If you caught Fresh Air earlier this week you heard a fascinating interview with Grant Achatz, master chef and co-founder of the Alinea restaurant in Chicago. Dinner there comprises 23 courses with unexpected flavor combinations. His style is part of a movement called molecular gastronomy.
Two things struck me about this interview and the memoir Achatz wrote, Life, on the Line: A Chef’s Story of Chasing Greatness, Facing Death, and Redefining the Way We Eat.
The first concerns how we eat. Alinea serves 23 very small courses to keep the flavors changing, fresh, and alive. When we eat a large portion of something like a big steak, our taste buds habituate to that taste after the first few mouthfuls. Alinea changes the dish before that habituation can occur.
The second concerns the ironic and tragic tongue cancer diagnosis that Achatz received at that age of 32. Rather than having his tongue surgically removed he opted for radical chemo and radiation treatment. This left him without the ability to taste for some time. He said of the experience:
“It was very strange to not be able to discern any flavor at all,” he says. “It’s funny because, clearly, you know you have to eat to live. But even knowing that, for me, there was no reason to eat. I had no interest in eating whatsoever. I would put something in my mouth — say a vanilla milkshake — and it tasted like nothing.”
The opportunity here is to savor every moment. We take things like our senses for granted, but an illness can put that at risk. We tend to take our food for granted and eat on automatic pilot. I’m not sure how much a 23 course meal at Alinea costs, but you don’t have to go to that extreme to savor each moment.
When we give our full attention to an experience, such as eating, we can gain a sensory richness that awakens us to the reality of the moment. Anything that can take us out of automatic pilot can serve to disrupt the stress cycles that constantly beset us.
So why not try giving your full attention to something you eat, even something as small as a raisin. Bring your five senses to bear on the experience. What does your food look like? What does it smell like? What does it sound like? What does it feel like? What does it taste like?
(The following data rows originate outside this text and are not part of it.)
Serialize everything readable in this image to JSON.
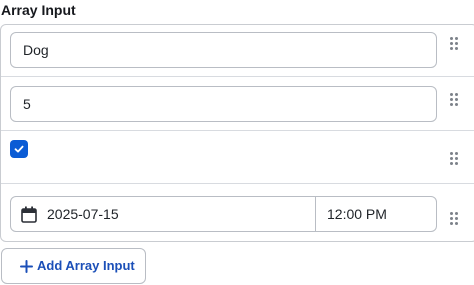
{
  "section": {
    "title": "Array Input"
  },
  "items": [
    {
      "type": "text",
      "value": "Dog"
    },
    {
      "type": "number",
      "value": "5"
    },
    {
      "type": "checkbox",
      "checked": true
    },
    {
      "type": "datetime",
      "date": "2025-07-15",
      "time": "12:00 PM"
    }
  ],
  "icons": {
    "drag": "drag-handle-icon",
    "calendar": "calendar-icon",
    "check": "checkmark-icon",
    "add": "plus-icon"
  },
  "colors": {
    "accent": "#0b5cd5",
    "link": "#1b4fb8",
    "border": "#b9bdc4"
  },
  "add_button": {
    "label": "Add Array Input"
  }
}
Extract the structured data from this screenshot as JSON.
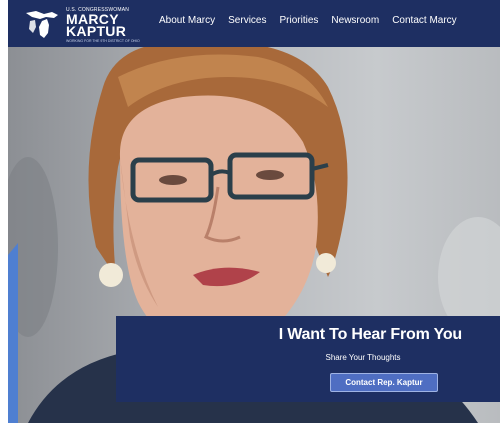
{
  "header": {
    "logo": {
      "small_line": "U.S. CONGRESSWOMAN",
      "first_name": "MARCY",
      "last_name": "KAPTUR",
      "tagline": "WORKING FOR THE 9TH DISTRICT OF OHIO"
    },
    "nav": [
      {
        "label": "About Marcy"
      },
      {
        "label": "Services"
      },
      {
        "label": "Priorities"
      },
      {
        "label": "Newsroom"
      },
      {
        "label": "Contact Marcy"
      }
    ]
  },
  "hero": {
    "image": "portrait-photo",
    "card": {
      "title": "I Want To Hear From You",
      "subtitle": "Share Your Thoughts",
      "button_label": "Contact Rep. Kaptur"
    }
  },
  "colors": {
    "header_bg": "#1e2f62",
    "card_bg": "#1e2f62",
    "button_bg": "#4f6ec2",
    "accent": "#4f7fd1"
  }
}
When your attention wanders into the future, past, or commentary upon the present bring your attention back to the sensory qualities of this moment of eating, and enjoy!
To learn more about how to live in the present moment and how to increase our connection to compassion read my books. I’m pleased to announce the publication of my latest, The Everything Buddhism Book. It’s an accessible yet comprehensive introduction to Buddhism with my practical, contemporary, and somtime irreverent perspectives.
Arnie’s books are available for order below and his free guided meditations are also available below.
For more information on mindfulness and additional guided practices, visit my website Exquisite Mind. The complete CD 1, CD2, CD3, and CD4 are now available for listening and download, free. Visit here for a guided breathing and body scan meditation; walking and standing and standing yoga, mindful yoga, and the mind scan and emptiness practices.
Arnie Kozak, Ph.D. is a clinical psychologist, meditation instructor, and author of Wild Chickens and Petty Tyrants: 108 Metaphors for Mindfulness(Wisdom, 2009) and Everything Buddhism (available on Amazon now). He also the founder of the Exquisite Mind in Burlington,Vermont and writes a daily blog entitled Mindfulness Matters: Tools for Living Now!You can practice mindfulness meditation with Arnie every Friday morning from 8:00 to 8:45 (EST) in the eMindful.com online classroom. To login into this free meditation, click here.
As an expert in stress reduction, wellness, and mindfulness, Arnie will present weekly practical wisdom for transforming stress. His award-winning writing will help you to lead a richer and happier life.